On my computer screen, the waterfowl gave up their mystery easily. Among the highly visible birds with striking contrast, gray individuals with brownish heads materialized in the fog. All of their beaks swooped out in a concave curve that tapered to straight, pointed tips and showed just a hint of reddish orange in the low light. Have you figured it out yet? They were common mergansers. 

Common, yes, but also fascinating. Like so many birds, the breeding habitat of common mergansers extends across the lush summer of Canada and Alaska, and only just barely dips into Northern Minnesota and Wisconsin. Even though we’re on their southern edge, they are easily spotted and fun to watch. 

Most paddling trips in our region—whether on lakes or rivers—seem to turn up at least one family of mergansers. And by family I mean either a male-female pair before she’s laid eggs, or a mom and her dozen or more chicks after the father is long gone. Male mergansers typically abandon the crew during incubation. Maybe they can’t take the stress of what happens when the chicks fledge: only a day or so after hatching high up in a tree cavity, the still-flightless chicks just flail their stubby, down-covered wings and jump for it. 

Mother merganser ushers them all to the nearest lake, and the chicks immediately dive in and start fishing for breakfast. In contrast, a dedicated pair of loon parents provides every single morsel of food to their chicks for the first few weeks, and patiently teaches their babes to hunt after that. Because of these time-consuming investments, loons rarely have more than two chicks. 

Merganser chicks are much more self-reliant. The female provides protection and guidance, but because she doesn’t also have to provide calories, her brood can contain as many as 17 chicks. One photographer on Lake Bemidji in 2018 captured a photo of 76 merganser chicks with a single adult female. This wasn’t just one family, though, it was a group called a “crèche (if you say it, make it rhyme with the word mesh), basically a daycare for ducks from many broods who are dropped off into the care of an experienced matriarch. 

This flock of immature common mergansers is still hunting cooperatively in late August, even though they’ve been able to catch their own food since they fledged the previous spring. Photo by Emily Stone. 

In such a group, mergansers often dive in sync, and send the water roiling with their hunting. I’ve spent many a Boundary Waters afternoon giggling as they pop back to the surface like adorable bobbers. Aquatic insects are enough of a mouthful for the first two weeks of life, and then the chicks switch to catching fish, too. Besides strong swimming muscles and webbed feet, mergansers rely on a serrated beak to help them catch slippery fish. This adaptation has earned them the nickname “sawbill.”

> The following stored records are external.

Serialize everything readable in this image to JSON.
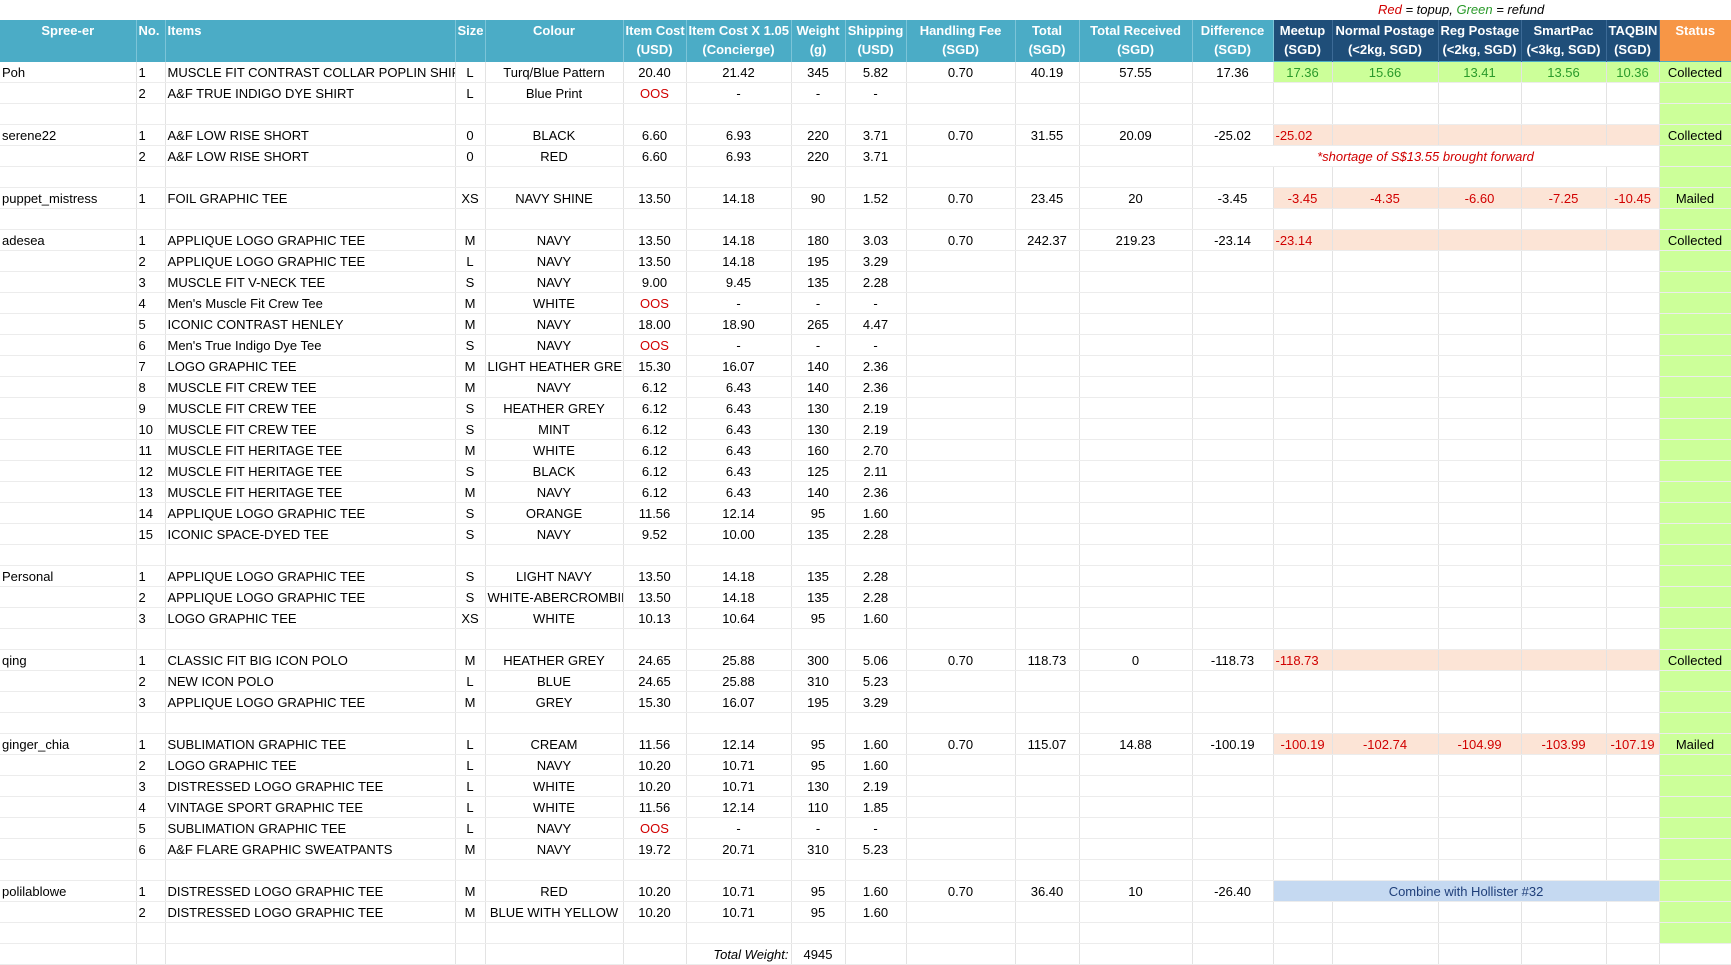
{
  "legend": {
    "red_word": "Red",
    "red_text": " = topup,",
    "green_word": "Green",
    "green_text": " = refund"
  },
  "headers": {
    "spreeer": "Spree-er",
    "no": "No.",
    "items": "Items",
    "size": "Size",
    "colour": "Colour",
    "item_cost_1": "Item Cost",
    "item_cost_2": "(USD)",
    "concierge_1": "Item Cost X 1.05",
    "concierge_2": "(Concierge)",
    "weight_1": "Weight",
    "weight_2": "(g)",
    "shipping_1": "Shipping",
    "shipping_2": "(USD)",
    "handling_1": "Handling Fee",
    "handling_2": "(SGD)",
    "total_1": "Total",
    "total_2": "(SGD)",
    "received_1": "Total Received",
    "received_2": "(SGD)",
    "difference_1": "Difference",
    "difference_2": "(SGD)",
    "meetup_1": "Meetup",
    "meetup_2": "(SGD)",
    "normal_1": "Normal Postage",
    "normal_2": "(<2kg, SGD)",
    "reg_1": "Reg Postage",
    "reg_2": "(<2kg, SGD)",
    "smartpac_1": "SmartPac",
    "smartpac_2": "(<3kg, SGD)",
    "taqbin_1": "TAQBIN",
    "taqbin_2": "(SGD)",
    "status": "Status"
  },
  "rows": [
    {
      "spreeer": "Poh",
      "no": "1",
      "item": "MUSCLE FIT CONTRAST COLLAR POPLIN SHIRT",
      "size": "L",
      "colour": "Turq/Blue Pattern",
      "cost": "20.40",
      "concierge": "21.42",
      "weight": "345",
      "shipping": "5.82",
      "handling": "0.70",
      "total": "40.19",
      "received": "57.55",
      "difference": "17.36",
      "meetup": "17.36",
      "normal": "15.66",
      "reg": "13.41",
      "smartpac": "13.56",
      "taqbin": "10.36",
      "status": "Collected"
    },
    {
      "spreeer": "",
      "no": "2",
      "item": "A&F TRUE INDIGO DYE SHIRT",
      "size": "L",
      "colour": "Blue Print",
      "cost": "OOS",
      "concierge": "-",
      "weight": "-",
      "shipping": "-"
    },
    {},
    {
      "spreeer": "serene22",
      "no": "1",
      "item": "A&F LOW RISE SHORT",
      "size": "0",
      "colour": "BLACK",
      "cost": "6.60",
      "concierge": "6.93",
      "weight": "220",
      "shipping": "3.71",
      "handling": "0.70",
      "total": "31.55",
      "received": "20.09",
      "difference": "-25.02",
      "meetup": "-25.02",
      "status": "Collected"
    },
    {
      "spreeer": "",
      "no": "2",
      "item": "A&F LOW RISE SHORT",
      "size": "0",
      "colour": "RED",
      "cost": "6.60",
      "concierge": "6.93",
      "weight": "220",
      "shipping": "3.71",
      "note": "*shortage of S$13.55 brought forward"
    },
    {},
    {
      "spreeer": "puppet_mistress",
      "no": "1",
      "item": "FOIL GRAPHIC TEE",
      "size": "XS",
      "colour": "NAVY SHINE",
      "cost": "13.50",
      "concierge": "14.18",
      "weight": "90",
      "shipping": "1.52",
      "handling": "0.70",
      "total": "23.45",
      "received": "20",
      "difference": "-3.45",
      "meetup": "-3.45",
      "normal": "-4.35",
      "reg": "-6.60",
      "smartpac": "-7.25",
      "taqbin": "-10.45",
      "status": "Mailed"
    },
    {},
    {
      "spreeer": "adesea",
      "no": "1",
      "item": " APPLIQUE LOGO GRAPHIC TEE",
      "size": "M",
      "colour": "NAVY",
      "cost": "13.50",
      "concierge": "14.18",
      "weight": "180",
      "shipping": "3.03",
      "handling": "0.70",
      "total": "242.37",
      "received": "219.23",
      "difference": "-23.14",
      "meetup": "-23.14",
      "status": "Collected"
    },
    {
      "spreeer": "",
      "no": "2",
      "item": " APPLIQUE LOGO GRAPHIC TEE",
      "size": "L",
      "colour": "NAVY",
      "cost": "13.50",
      "concierge": "14.18",
      "weight": "195",
      "shipping": "3.29"
    },
    {
      "spreeer": "",
      "no": "3",
      "item": " MUSCLE FIT V-NECK TEE",
      "size": "S",
      "colour": "NAVY",
      "cost": "9.00",
      "concierge": "9.45",
      "weight": "135",
      "shipping": "2.28"
    },
    {
      "spreeer": "",
      "no": "4",
      "item": "Men's Muscle Fit Crew Tee",
      "size": "M",
      "colour": "WHITE",
      "cost": "OOS",
      "concierge": "-",
      "weight": "-",
      "shipping": "-"
    },
    {
      "spreeer": "",
      "no": "5",
      "item": "ICONIC CONTRAST HENLEY",
      "size": "M",
      "colour": "NAVY",
      "cost": "18.00",
      "concierge": "18.90",
      "weight": "265",
      "shipping": "4.47"
    },
    {
      "spreeer": "",
      "no": "6",
      "item": "Men's True Indigo Dye Tee",
      "size": "S",
      "colour": "NAVY",
      "cost": "OOS",
      "concierge": "-",
      "weight": "-",
      "shipping": "-"
    },
    {
      "spreeer": "",
      "no": "7",
      "item": "LOGO GRAPHIC TEE",
      "size": "M",
      "colour": "LIGHT HEATHER GREY",
      "cost": "15.30",
      "concierge": "16.07",
      "weight": "140",
      "shipping": "2.36"
    },
    {
      "spreeer": "",
      "no": "8",
      "item": "MUSCLE FIT CREW TEE",
      "size": "M",
      "colour": "NAVY",
      "cost": "6.12",
      "concierge": "6.43",
      "weight": "140",
      "shipping": "2.36"
    },
    {
      "spreeer": "",
      "no": "9",
      "item": "MUSCLE FIT CREW TEE",
      "size": "S",
      "colour": "HEATHER GREY",
      "cost": "6.12",
      "concierge": "6.43",
      "weight": "130",
      "shipping": "2.19"
    },
    {
      "spreeer": "",
      "no": "10",
      "item": "MUSCLE FIT CREW TEE",
      "size": "S",
      "colour": "MINT",
      "cost": "6.12",
      "concierge": "6.43",
      "weight": "130",
      "shipping": "2.19"
    },
    {
      "spreeer": "",
      "no": "11",
      "item": "MUSCLE FIT HERITAGE TEE",
      "size": "M",
      "colour": "WHITE",
      "cost": "6.12",
      "concierge": "6.43",
      "weight": "160",
      "shipping": "2.70"
    },
    {
      "spreeer": "",
      "no": "12",
      "item": "MUSCLE FIT HERITAGE TEE",
      "size": "S",
      "colour": "BLACK",
      "cost": "6.12",
      "concierge": "6.43",
      "weight": "125",
      "shipping": "2.11"
    },
    {
      "spreeer": "",
      "no": "13",
      "item": "MUSCLE FIT HERITAGE TEE",
      "size": "M",
      "colour": "NAVY",
      "cost": "6.12",
      "concierge": "6.43",
      "weight": "140",
      "shipping": "2.36"
    },
    {
      "spreeer": "",
      "no": "14",
      "item": "APPLIQUE LOGO GRAPHIC TEE",
      "size": "S",
      "colour": "ORANGE",
      "cost": "11.56",
      "concierge": "12.14",
      "weight": "95",
      "shipping": "1.60"
    },
    {
      "spreeer": "",
      "no": "15",
      "item": "ICONIC SPACE-DYED TEE",
      "size": "S",
      "colour": "NAVY",
      "cost": "9.52",
      "concierge": "10.00",
      "weight": "135",
      "shipping": "2.28"
    },
    {},
    {
      "spreeer": "Personal",
      "no": "1",
      "item": "APPLIQUE LOGO GRAPHIC TEE",
      "size": "S",
      "colour": "LIGHT NAVY",
      "cost": "13.50",
      "concierge": "14.18",
      "weight": "135",
      "shipping": "2.28"
    },
    {
      "spreeer": "",
      "no": "2",
      "item": "APPLIQUE LOGO GRAPHIC TEE",
      "size": "S",
      "colour": "WHITE-ABERCROMBIE",
      "cost": "13.50",
      "concierge": "14.18",
      "weight": "135",
      "shipping": "2.28"
    },
    {
      "spreeer": "",
      "no": "3",
      "item": " LOGO GRAPHIC TEE",
      "size": "XS",
      "colour": "WHITE",
      "cost": "10.13",
      "concierge": "10.64",
      "weight": "95",
      "shipping": "1.60"
    },
    {},
    {
      "spreeer": "qing",
      "no": "1",
      "item": "CLASSIC FIT BIG ICON POLO",
      "size": "M",
      "colour": "HEATHER GREY",
      "cost": "24.65",
      "concierge": "25.88",
      "weight": "300",
      "shipping": "5.06",
      "handling": "0.70",
      "total": "118.73",
      "received": "0",
      "difference": "-118.73",
      "meetup": "-118.73",
      "status": "Collected"
    },
    {
      "spreeer": "",
      "no": "2",
      "item": "NEW ICON POLO",
      "size": "L",
      "colour": "BLUE",
      "cost": "24.65",
      "concierge": "25.88",
      "weight": "310",
      "shipping": "5.23"
    },
    {
      "spreeer": "",
      "no": "3",
      "item": "APPLIQUE LOGO GRAPHIC TEE",
      "size": "M",
      "colour": "GREY",
      "cost": "15.30",
      "concierge": "16.07",
      "weight": "195",
      "shipping": "3.29"
    },
    {},
    {
      "spreeer": "ginger_chia",
      "no": "1",
      "item": "SUBLIMATION GRAPHIC TEE",
      "size": "L",
      "colour": "CREAM",
      "cost": "11.56",
      "concierge": "12.14",
      "weight": "95",
      "shipping": "1.60",
      "handling": "0.70",
      "total": "115.07",
      "received": "14.88",
      "difference": "-100.19",
      "meetup": "-100.19",
      "normal": "-102.74",
      "reg": "-104.99",
      "smartpac": "-103.99",
      "taqbin": "-107.19",
      "status": "Mailed"
    },
    {
      "spreeer": "",
      "no": "2",
      "item": "LOGO GRAPHIC TEE",
      "size": "L",
      "colour": "NAVY",
      "cost": "10.20",
      "concierge": "10.71",
      "weight": "95",
      "shipping": "1.60"
    },
    {
      "spreeer": "",
      "no": "3",
      "item": "DISTRESSED LOGO GRAPHIC TEE",
      "size": "L",
      "colour": "WHITE",
      "cost": "10.20",
      "concierge": "10.71",
      "weight": "130",
      "shipping": "2.19"
    },
    {
      "spreeer": "",
      "no": "4",
      "item": "VINTAGE SPORT GRAPHIC TEE",
      "size": "L",
      "colour": "WHITE",
      "cost": "11.56",
      "concierge": "12.14",
      "weight": "110",
      "shipping": "1.85"
    },
    {
      "spreeer": "",
      "no": "5",
      "item": "SUBLIMATION GRAPHIC TEE",
      "size": "L",
      "colour": "NAVY",
      "cost": "OOS",
      "concierge": "-",
      "weight": "-",
      "shipping": "-"
    },
    {
      "spreeer": "",
      "no": "6",
      "item": "A&F FLARE GRAPHIC SWEATPANTS",
      "size": "M",
      "colour": "NAVY",
      "cost": "19.72",
      "concierge": "20.71",
      "weight": "310",
      "shipping": "5.23"
    },
    {},
    {
      "spreeer": "polilablowe",
      "no": "1",
      "item": "DISTRESSED LOGO GRAPHIC TEE",
      "size": "M",
      "colour": "RED",
      "cost": "10.20",
      "concierge": "10.71",
      "weight": "95",
      "shipping": "1.60",
      "handling": "0.70",
      "total": "36.40",
      "received": "10",
      "difference": "-26.40",
      "combine": "Combine with Hollister #32"
    },
    {
      "spreeer": "",
      "no": "2",
      "item": "DISTRESSED LOGO GRAPHIC TEE",
      "size": "M",
      "colour": "BLUE WITH YELLOW",
      "cost": "10.20",
      "concierge": "10.71",
      "weight": "95",
      "shipping": "1.60"
    },
    {}
  ],
  "groups": [
    {
      "start": 0,
      "end": 2,
      "postage": "green"
    },
    {
      "start": 3,
      "end": 5,
      "postage": "red-meetup"
    },
    {
      "start": 6,
      "end": 7,
      "postage": "red"
    },
    {
      "start": 8,
      "end": 23,
      "postage": "red-meetup"
    },
    {
      "start": 24,
      "end": 27,
      "postage": "none"
    },
    {
      "start": 28,
      "end": 31,
      "postage": "red-meetup"
    },
    {
      "start": 32,
      "end": 38,
      "postage": "red"
    },
    {
      "start": 39,
      "end": 41,
      "postage": "combine"
    }
  ],
  "footer": {
    "label": "Total Weight:",
    "value": "4945"
  }
}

As you might guess from the timing of my sighting, mergansers are one of the last waterfowl to migrate in the fall. Other ducks who are still here—in hot ponds, flowages, or other unique, continuously ice-free waterways—will probably stick it out for most of the winter. Ryan Brady, a bird biologist for the Wisconsin DNR, told me that “Usually the big rafts of them, especially when including a bunch of males, indicate the end of migration is near.”

Even though the mergansers and I share a love of Northwoods lakes and rivers, I can’t help thinking of two important differences between us. First, I’m jealous that they get to travel together in a large group. Second, they’re headed to warmer climes, and I’m fervently wishing that the lakes will soon be solid playgrounds, and the slush I keep seeing on my windshield will turn into many inches of fluffy, skiable snow. 

Emily’s award-winning second book, Natural Connections: Dreaming of an Elfin Skimmer, is now available to purchase at Or order it from our friends at to receive free shipping!

For more than 50 years, the Cable Natural History Museum has served to connect you to the Northwoods. The Museum is closed, but our Mysteries of the Night exhibit is available online. Connect with us on Facebook, Instagram, YouTube, and to keep track of our latest adventures in learning.